Correct. What I'm wondering is what we would have gotten if we'd added another digit to the price box. By the way, we're closing in on $400,000. You can help put us over the line here.

The Dish Model, Ctd


Just a simple point: Jay Rosen grasps and explains better than I could the reasoning and hope of "mutualized journalism." Here is how Alan Rusbridger defines it:

This open and collaborative future for journalism – I have tried the word “mutualised” to describe something of the flavour of the relationship this new journalism has with our readers and sources and advertisers – is already looking different from the journalism that went before. The more we can involve others the more they will be engaged participants in the future, rather than observers or, worse, former readers. That’s not theory. It’s working now.

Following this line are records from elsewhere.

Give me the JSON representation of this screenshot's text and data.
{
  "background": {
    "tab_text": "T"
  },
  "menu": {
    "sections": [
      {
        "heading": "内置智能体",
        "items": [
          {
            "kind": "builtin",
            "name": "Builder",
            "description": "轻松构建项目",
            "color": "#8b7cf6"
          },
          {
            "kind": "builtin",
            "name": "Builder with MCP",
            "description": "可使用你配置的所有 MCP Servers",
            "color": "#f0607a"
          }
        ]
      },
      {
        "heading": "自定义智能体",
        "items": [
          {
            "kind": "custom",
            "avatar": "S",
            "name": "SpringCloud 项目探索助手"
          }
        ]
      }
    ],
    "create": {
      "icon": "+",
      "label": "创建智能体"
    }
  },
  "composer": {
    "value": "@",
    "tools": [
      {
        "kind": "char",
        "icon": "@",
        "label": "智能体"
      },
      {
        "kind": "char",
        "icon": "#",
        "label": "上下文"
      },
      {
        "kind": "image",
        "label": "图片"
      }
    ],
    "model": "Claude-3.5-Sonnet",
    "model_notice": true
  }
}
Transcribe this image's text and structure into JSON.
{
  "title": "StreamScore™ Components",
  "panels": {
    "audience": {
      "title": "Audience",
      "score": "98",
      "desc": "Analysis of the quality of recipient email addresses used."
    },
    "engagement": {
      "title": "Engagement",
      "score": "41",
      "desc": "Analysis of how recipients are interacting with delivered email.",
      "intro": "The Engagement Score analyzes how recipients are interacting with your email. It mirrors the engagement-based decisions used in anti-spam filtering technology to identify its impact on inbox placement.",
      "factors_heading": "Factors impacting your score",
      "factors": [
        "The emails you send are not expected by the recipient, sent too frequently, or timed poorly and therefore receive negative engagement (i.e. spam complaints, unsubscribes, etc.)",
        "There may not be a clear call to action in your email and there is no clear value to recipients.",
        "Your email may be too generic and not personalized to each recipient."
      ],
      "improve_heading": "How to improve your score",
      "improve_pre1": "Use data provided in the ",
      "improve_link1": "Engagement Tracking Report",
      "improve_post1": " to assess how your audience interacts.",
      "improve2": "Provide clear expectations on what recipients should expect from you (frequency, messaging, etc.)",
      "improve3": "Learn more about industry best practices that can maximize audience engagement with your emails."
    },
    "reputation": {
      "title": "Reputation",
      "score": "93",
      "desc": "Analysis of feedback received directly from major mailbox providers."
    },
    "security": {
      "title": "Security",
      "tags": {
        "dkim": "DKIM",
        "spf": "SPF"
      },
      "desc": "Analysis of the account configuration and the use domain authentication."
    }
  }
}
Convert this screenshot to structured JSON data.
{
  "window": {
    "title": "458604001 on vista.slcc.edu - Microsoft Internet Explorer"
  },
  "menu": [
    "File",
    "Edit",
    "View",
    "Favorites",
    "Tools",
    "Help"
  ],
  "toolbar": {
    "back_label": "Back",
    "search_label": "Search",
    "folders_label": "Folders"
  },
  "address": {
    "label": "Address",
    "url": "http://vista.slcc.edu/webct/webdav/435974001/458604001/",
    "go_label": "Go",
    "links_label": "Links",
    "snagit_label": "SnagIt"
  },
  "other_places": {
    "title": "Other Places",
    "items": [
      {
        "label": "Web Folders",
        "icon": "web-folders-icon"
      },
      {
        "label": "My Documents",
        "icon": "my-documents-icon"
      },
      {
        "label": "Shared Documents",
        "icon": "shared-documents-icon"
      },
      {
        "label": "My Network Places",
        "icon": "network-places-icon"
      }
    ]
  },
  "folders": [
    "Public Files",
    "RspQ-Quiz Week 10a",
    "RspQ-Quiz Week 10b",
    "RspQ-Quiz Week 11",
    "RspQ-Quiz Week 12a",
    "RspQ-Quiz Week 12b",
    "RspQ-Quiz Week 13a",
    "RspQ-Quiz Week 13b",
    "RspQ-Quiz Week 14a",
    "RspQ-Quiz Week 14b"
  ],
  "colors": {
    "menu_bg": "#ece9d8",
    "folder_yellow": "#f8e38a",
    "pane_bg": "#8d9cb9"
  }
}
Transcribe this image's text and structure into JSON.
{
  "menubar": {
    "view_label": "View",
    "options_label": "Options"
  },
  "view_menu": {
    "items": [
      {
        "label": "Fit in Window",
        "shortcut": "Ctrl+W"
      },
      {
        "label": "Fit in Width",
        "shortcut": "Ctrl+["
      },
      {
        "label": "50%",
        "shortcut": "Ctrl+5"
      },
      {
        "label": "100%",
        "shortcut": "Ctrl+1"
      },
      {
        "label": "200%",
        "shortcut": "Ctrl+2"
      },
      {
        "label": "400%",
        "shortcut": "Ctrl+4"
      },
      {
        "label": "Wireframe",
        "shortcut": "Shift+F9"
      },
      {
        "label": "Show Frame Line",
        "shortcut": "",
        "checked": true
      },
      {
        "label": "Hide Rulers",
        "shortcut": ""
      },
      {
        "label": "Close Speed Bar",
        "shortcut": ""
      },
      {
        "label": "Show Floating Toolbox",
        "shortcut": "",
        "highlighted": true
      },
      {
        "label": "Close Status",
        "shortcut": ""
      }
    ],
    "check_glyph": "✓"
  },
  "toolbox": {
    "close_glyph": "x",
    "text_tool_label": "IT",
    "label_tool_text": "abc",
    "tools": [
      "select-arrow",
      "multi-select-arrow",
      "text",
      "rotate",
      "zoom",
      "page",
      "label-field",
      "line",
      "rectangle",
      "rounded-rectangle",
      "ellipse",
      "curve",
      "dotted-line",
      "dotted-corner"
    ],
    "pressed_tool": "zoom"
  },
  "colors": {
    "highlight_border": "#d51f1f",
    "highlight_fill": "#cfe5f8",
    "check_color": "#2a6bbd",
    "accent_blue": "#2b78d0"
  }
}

Indeed it is. It pretty much sums up the inchoate thing we all have been developing on this page for a decade or more. Rusbridger adds:

And, yes, we’ll charge for some of this – as we have in the past – while keeping the majority of it open. My commercial colleagues at the Guardian firmly believe that our mutualised approach is opening up options for making money, not closing them down.

Exactly our intention: everything you see on the Dish will remain free if you never press a Read On button. You will be able to link to any post with no meter counting. But the deep dish experience will be paid for by the core Dishheads. My fuller explanation of the move is here.

Join the experiment and become a member here.

The Dish Model, Ctd

Dean Starkman cautions that the Dish's new business model "may not be as much of a bellwether as you might think, or hope":

To a certain extent, Sullivan and his crew are, if not sui generis, an anomaly on the Web—one of only a handful of established bloggers able to draw what amounts to a mass audience, month after month, year after year. In The Myth of Digital Democracy, published in 2009, Matthew Hindman assembles the data to show that, for a number of technical and cultural reasons, a small number of bloggers—and Sullivan was one of those singled out—dominate traffic heading to politically oriented sites. A lot of traffic goes to a few sites, while the vast majority gets very little. Hindman calls this the “missing middle.”

I addressed this line of argument in an interview with Techcrunch:

Asked whether this approach can be replicated by other, less well-known bloggers, [Sullivan] said, “Well, we don’t know if it’s even going to work for us yet, so let’s not get ahead of ourselves.” After all, low six-figure revenue isn’t enough to sustain even a year of the Dish. At the same time, he said that smaller blogs that are “just one person blogging out of a room” will have lower costs.

“If you get rid of all the overhead … I think it is scalable with a smaller blog,” he said. “I don’t see why not.”